As the final lesson in a larger beginning-of-the-year unit to establish routines and teach close reading skills, this plan is designed as an assessment piece. Using the story, The Librarian of Basra, learners independently complete three activities previously practiced: finding the gist and identifying unknown vocabulary, reading again for important details, and powerful notetaking for answering text-dependent questions. Although the plan is scheduled for one hour, it may be helpful to extend work time and break the activities into a two day cycle.
Maximum Power Point
Students investigate how to optimize the power output of a photovoltaic cell using a home-made gnomon stand. They use data collected to create current-voltage and power-voltage curves and determine the "maximum power point," (MPP) at which their PV cell operates.
The Price of Power
Explore the current political debate over regulating power plant emissions. Critical thinkers research, formulate, and present arguments regarding selective catalytic reduction systems for coal-burning plants.
Balance of Power
Students examine the number of women in the United States Senate. After reading an article, they discover Hillary Clinton's possible bid for the presidential nomination for the Democratic party. In groups, they research the lives and work of all fourteen women senators and write about the role of gender in politics.
Lesson: Younger Than Jesus: Is a Young Generation's Multimedia Work Art?
How has art changed? Are young people artists? What is art? These questions are up for discussion as critical thinkers examine several works of art expressed through multimedia. There are five different sessions outlined, complete with discussion questions, procedure, and activities. Each art piece discussed is mentioned by title and artist but not included as a link.
WINDMILLS: PUTTING WIND ENERGY TO WORK
Students review the engineering design process and discuss a variety of windmills, focusing on the different materials used in the construction and the type of work each windmill does and they use simple materials to build their own windmills.
Itaipu Dam and Power Plant (Brazil and Paraguay)
Learners study South America's Itaipu Dam and Power Plant in order to gain an understanding that hydroelectric power is a major means of generating electricity throughout the world. They also look into the environmental impacts that these types of power plants have on the environment and the animals who live there. This very impressive, 24-page plan is chock-full of terrific activities, worksheets, maps, websites, and an assessment. Very good!
America Becomes A World Power
Here is a terrific series of lessons which detail America's rise to becoming a world power.

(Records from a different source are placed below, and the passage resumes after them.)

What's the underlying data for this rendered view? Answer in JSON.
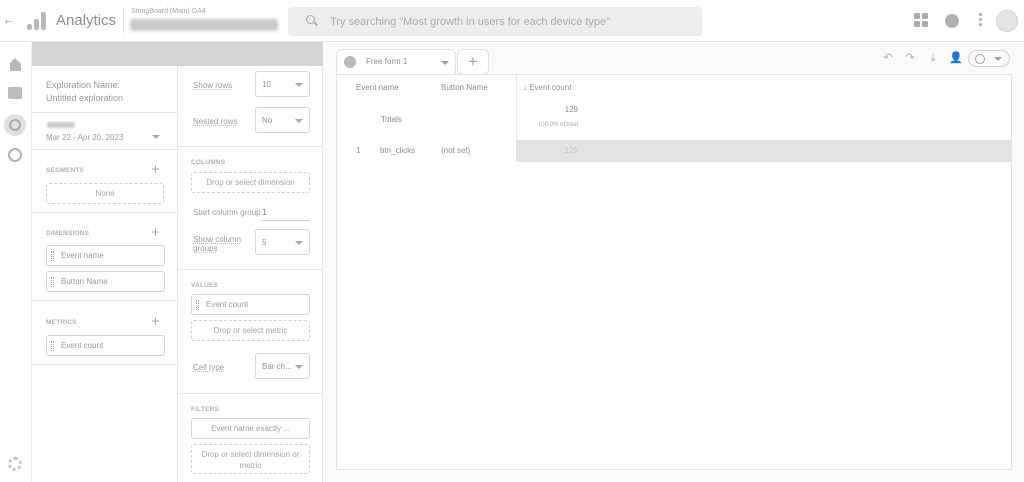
{
  "topbar": {
    "app_title": "Analytics",
    "account_line": "StringBoard (Main) GA4",
    "property_name": "StringBoard (Main) GA4",
    "search_placeholder": "Try searching \"Most growth in users for each device type\""
  },
  "variables": {
    "exploration_name_label": "Exploration Name:",
    "exploration_name_value": "Untitled exploration",
    "date_range": "Mar 22 - Apr 20, 2023",
    "segments_heading": "SEGMENTS",
    "segments_empty": "None",
    "dimensions_heading": "DIMENSIONS",
    "dimensions": [
      "Event name",
      "Button Name"
    ],
    "metrics_heading": "METRICS",
    "metrics": [
      "Event count"
    ]
  },
  "tab_settings": {
    "show_rows_label": "Show rows",
    "show_rows_value": "10",
    "nested_rows_label": "Nested rows",
    "nested_rows_value": "No",
    "columns_heading": "COLUMNS",
    "columns_drop": "Drop or select dimension",
    "start_column_group_label": "Start column group",
    "start_column_group_value": "1",
    "show_column_groups_label": "Show column groups",
    "show_column_groups_value": "5",
    "values_heading": "VALUES",
    "values_chip": "Event count",
    "values_drop": "Drop or select metric",
    "cell_type_label": "Cell type",
    "cell_type_value": "Bar ch...",
    "filters_heading": "FILTERS",
    "filter_chip": "Event name exactly ...",
    "filters_drop": "Drop or select dimension or metric"
  },
  "canvas": {
    "tab_label": "Free form 1",
    "add_tab": "+",
    "table": {
      "headers": [
        "Event name",
        "Button Name",
        "↓ Event count"
      ],
      "totals_label": "Totals",
      "totals_value": "129",
      "totals_percent": "100.0% of total",
      "rows": [
        {
          "index": "1",
          "event_name": "btn_clicks",
          "button_name": "(not set)",
          "event_count": "129"
        }
      ]
    }
  }
}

Seventh graders create a newspaper that chronicles the important events during this time period. The papers contain information about the expansion of the US Navy, the annexation of Hawaii, the Spanish-American War, and the building of the Panama Canal. This impressive plan has everything you need for successful implementation.
War Powers Act and the Constitution
The strength of this plan, which focuses on the War Powers Act, is in the included supplementary materials. Class members read several provided documents, take notes, and discuss their opinions and then deliberate within small groups or partnerships. The lesson wraps up with a whole-class discussion and essay assignment.
Work and Power: Waterwheel
Learners investigate a waterwheel and the physical properties of energy. For this waterwheel lesson students create a model waterwheel and calculate the amount of power produced.